Desperate to escape the wrath of Lady Shrapnel, Ned escapes from the infirmary and makes his way to the lab. Professor James Dunworthy (who, by the way, appears in every Oxford Time Travel story) decides to send Ned to 1888 to fix an anomaly in the time continuum that Verity Kindle, another historian, created when she accidentally brought a cat back with her from 1888. Finch, Dunworthy’s assistant, thinks sending time-lagged Ned to 1888 is a bad idea, but Dunworthy argues that all other historians are unavailable due to Lady Shrapnel’s Cathedral project, and that 1888 is a good place to hide from Lady Shrapnel for his needed rest. After all, 1888 was a more relaxing, genteel time, and Ned would fit in well there due to his poetic speech. On the down side, though, Ned is not an expert on the Victorian era and there is no time to prep him. In addition, Ned is extremely time-lagged and does not remember Dunworthy’s instructions about the cat.
“Wait a minute,” you might say, “I thought you said that nobody could bring anything back from the past!” Yes, I did, but Verity Kindle did bring back a cat, and it was alive and well when it arrived in 2057. The time continuum allowed it, and the reason is a mystery.
Ned, meanwhile, arrives in 1888 with a bunch of Victorian luggage and no memory of where he was supposed to go or what he was supposed to do. He bumps into Terrence St. Trewes, who was supposed to pick up Professor Peddick’s relatives at the railroad station, but Ned inadvertently prevented this by showing up, causing an additional anomaly. Ned ends up paying the rental of a rowboat to take Terrence down The River Thames to Muchings End where Terrence hopes to woo Tocelyn “Tossie” Mering (the great great great grandmother of Lady Shrapnel), who, by the way, recently lost her cat, Princess Arjumand.

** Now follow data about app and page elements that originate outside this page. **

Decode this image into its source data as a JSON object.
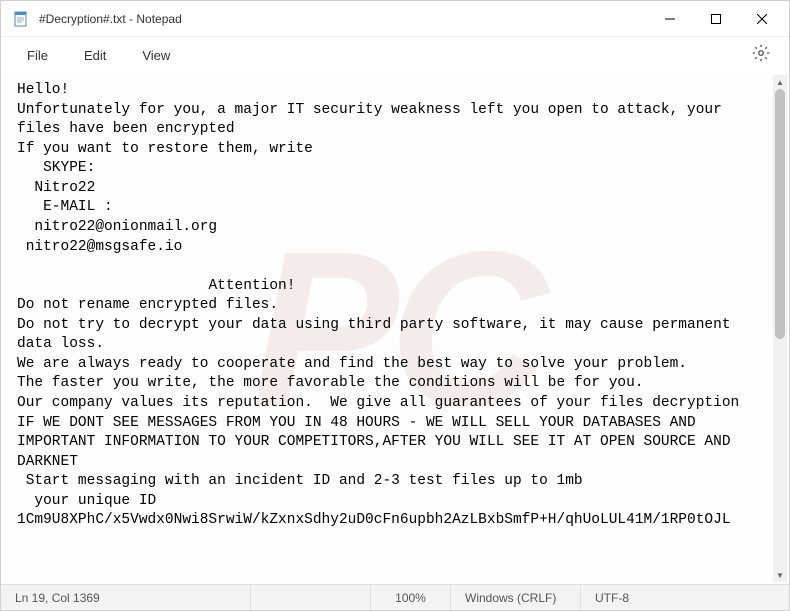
{
  "titlebar": {
    "title": "#Decryption#.txt - Notepad"
  },
  "menubar": {
    "items": [
      {
        "label": "File"
      },
      {
        "label": "Edit"
      },
      {
        "label": "View"
      }
    ]
  },
  "document": {
    "text": "Hello!\nUnfortunately for you, a major IT security weakness left you open to attack, your files have been encrypted\nIf you want to restore them, write\n   SKYPE:\n  Nitro22\n   E-MAIL :\n  nitro22@onionmail.org\n nitro22@msgsafe.io\n\n                      Attention!\nDo not rename encrypted files.\nDo not try to decrypt your data using third party software, it may cause permanent data loss.\nWe are always ready to cooperate and find the best way to solve your problem.\nThe faster you write, the more favorable the conditions will be for you.\nOur company values its reputation.  We give all guarantees of your files decryption\nIF WE DONT SEE MESSAGES FROM YOU IN 48 HOURS - WE WILL SELL YOUR DATABASES AND IMPORTANT INFORMATION TO YOUR COMPETITORS,AFTER YOU WILL SEE IT AT OPEN SOURCE AND DARKNET\n Start messaging with an incident ID and 2-3 test files up to 1mb\n  your unique ID\n1Cm9U8XPhC/x5Vwdx0Nwi8SrwiW/kZxnxSdhy2uD0cFn6upbh2AzLBxbSmfP+H/qhUoLUL41M/1RP0tOJL"
  },
  "statusbar": {
    "position": "Ln 19, Col 1369",
    "zoom": "100%",
    "eol": "Windows (CRLF)",
    "encoding": "UTF-8"
  },
  "watermark": {
    "text": "PC"
  }
}
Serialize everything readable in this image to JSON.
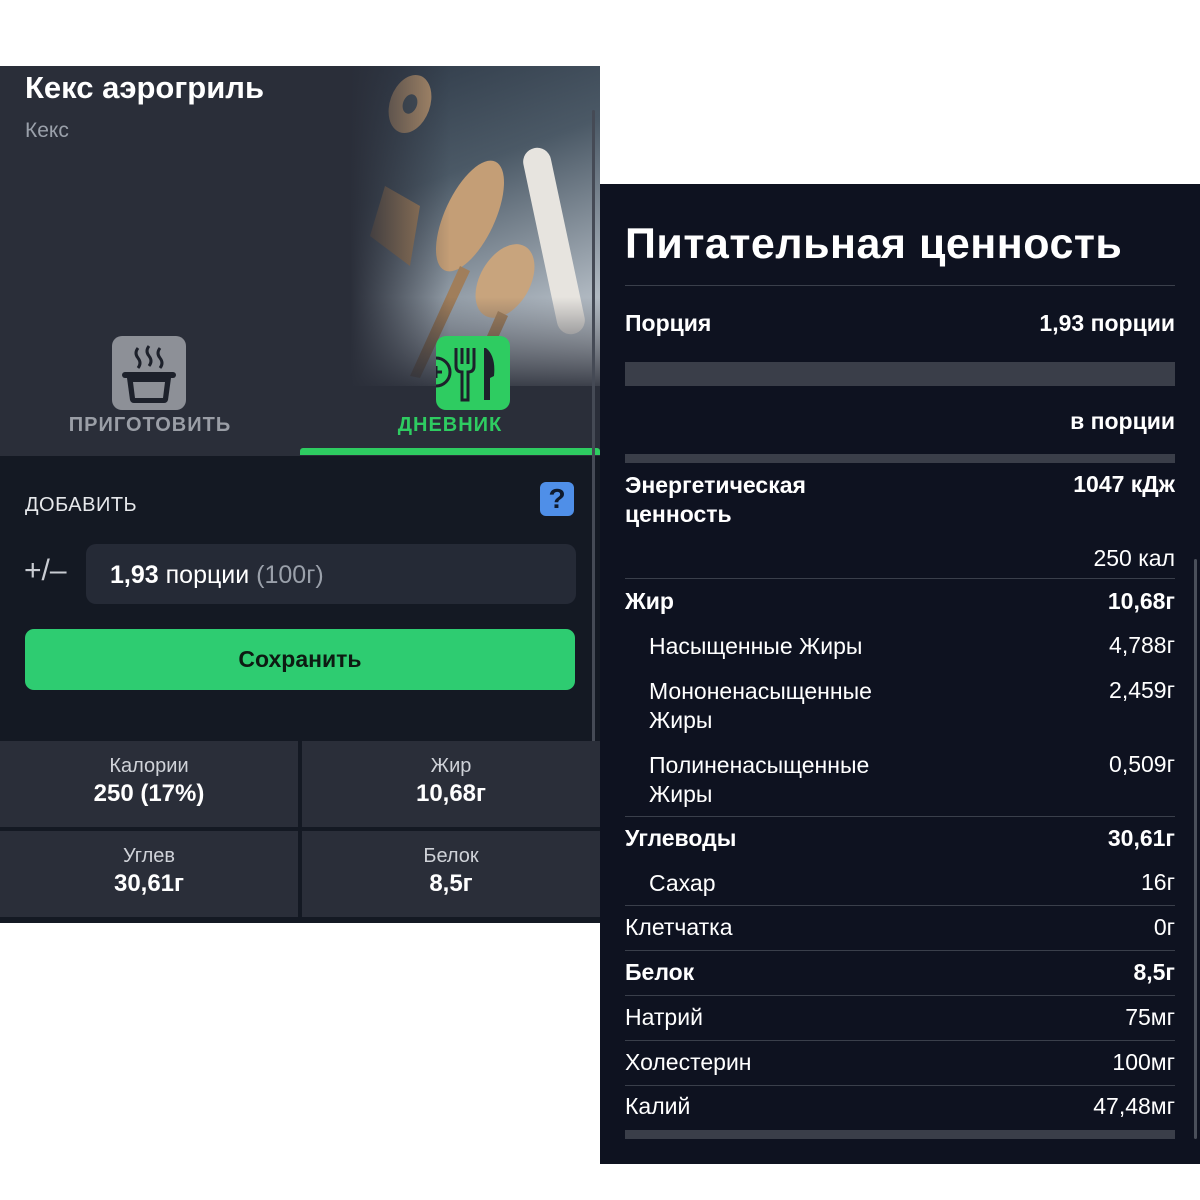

On the way, the two men hear a splash, and must rescue Professor Peddick, who had been pushed off a bridge by Professor Overforce during an argument about historical theory. The three men in a boat, along with Terrence’s dog Cyril, mirror the events of a Victorian novel that Ned knows, Three Men in a Boat, To Say Nothing of the Dog by Jerome K. Jerome. Ned remarks on the similarities in their adventures until he actually sees a rowboat with three men and a dog; one of the men was Jerome K. Jerome, causing Ned to realize that the book wasn’t written until the following year. Connie Willis dedicated her novel to Robert A. Heinlein, who had, in his novel Have Spacesuit–Will Travel, introduced Willis to Jerome’s Three Men in a Boat, To Say Nothing of the Dog.
And that is how Willis’s novel begins. The book makes full use of Comedy of Manners, in which Ned’s ignorance of Victorian society is the source of much of the humor. The story is also a cozy mystery, as Verity Kindle refers often to Lord Peter Wimsey and Harriet Vane, the detective team from the novels of Dorothy L. Sayers. Willis makes effective use of a McGuffin (the Bishop’s bird stump), an object that drives much of the action, but isn’t very important in and of itself.
Time travel stories are a challenge to write. I have attempted them myself, and there are many pitfalls. Willis makes it look easy, and provides much laughter along the way. She is a master at making the time travel seem realistic, and the book reflects detailed research on more than one time period. To Say Nothing of the Dog is as much a historical novel as it is a sci-fi novel, mystery novel, and literary novel in the Jane Austen tradition. My favorite scene involves a séance attended by two different fake mediums, both of whom have their own agenda and attempt to outdo each other.
I am looking forward to reading The Doomsday Book, set in the Middle Ages, and Blackout and All Clear (two parts of the same story), both set during World War II. Connie Willis is one of the true masters of the time travel novel.